Task prompt: Quote the records beneath, complete and exact. Leave out images.

Material for the task:
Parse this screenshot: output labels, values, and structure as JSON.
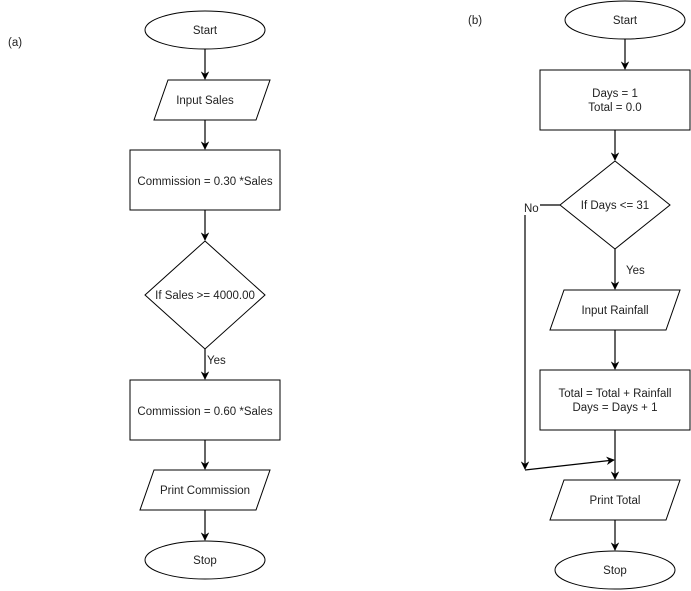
{
  "diagrams": {
    "a": {
      "label": "(a)",
      "nodes": {
        "start": "Start",
        "input": "Input Sales",
        "comm1": "Commission = 0.30 *Sales",
        "decision": "If Sales >= 4000.00",
        "comm2": "Commission = 0.60 *Sales",
        "print": "Print Commission",
        "stop": "Stop"
      },
      "edge_labels": {
        "yes": "Yes"
      }
    },
    "b": {
      "label": "(b)",
      "nodes": {
        "start": "Start",
        "init_line1": "Days = 1",
        "init_line2": "Total = 0.0",
        "decision": "If Days <= 31",
        "input": "Input Rainfall",
        "update_line1": "Total = Total + Rainfall",
        "update_line2": "Days = Days + 1",
        "print": "Print Total",
        "stop": "Stop"
      },
      "edge_labels": {
        "yes": "Yes",
        "no": "No"
      }
    }
  }
}
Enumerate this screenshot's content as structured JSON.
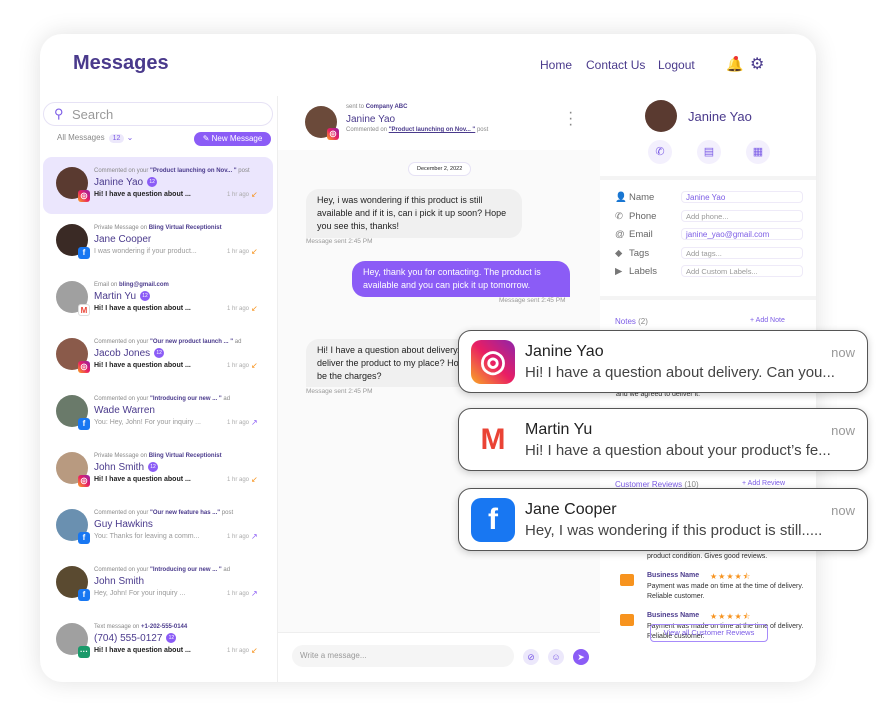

Exercise output:
Parse this screenshot: output labels, values, and structure as JSON.
{
  "diagrams": {
    "a": {
      "label": "(a)",
      "nodes": {
        "start": "Start",
        "input": "Input Sales",
        "comm1": "Commission = 0.30 *Sales",
        "decision": "If Sales >= 4000.00",
        "comm2": "Commission = 0.60 *Sales",
        "print": "Print Commission",
        "stop": "Stop"
      },
      "edge_labels": {
        "yes": "Yes"
      }
    },
    "b": {
      "label": "(b)",
      "nodes": {
        "start": "Start",
        "init_line1": "Days = 1",
        "init_line2": "Total = 0.0",
        "decision": "If Days <= 31",
        "input": "Input Rainfall",
        "update_line1": "Total = Total + Rainfall",
        "update_line2": "Days = Days + 1",
        "print": "Print Total",
        "stop": "Stop"
      },
      "edge_labels": {
        "yes": "Yes",
        "no": "No"
      }
    }
  }
}
Enumerate this screenshot's content as structured JSON.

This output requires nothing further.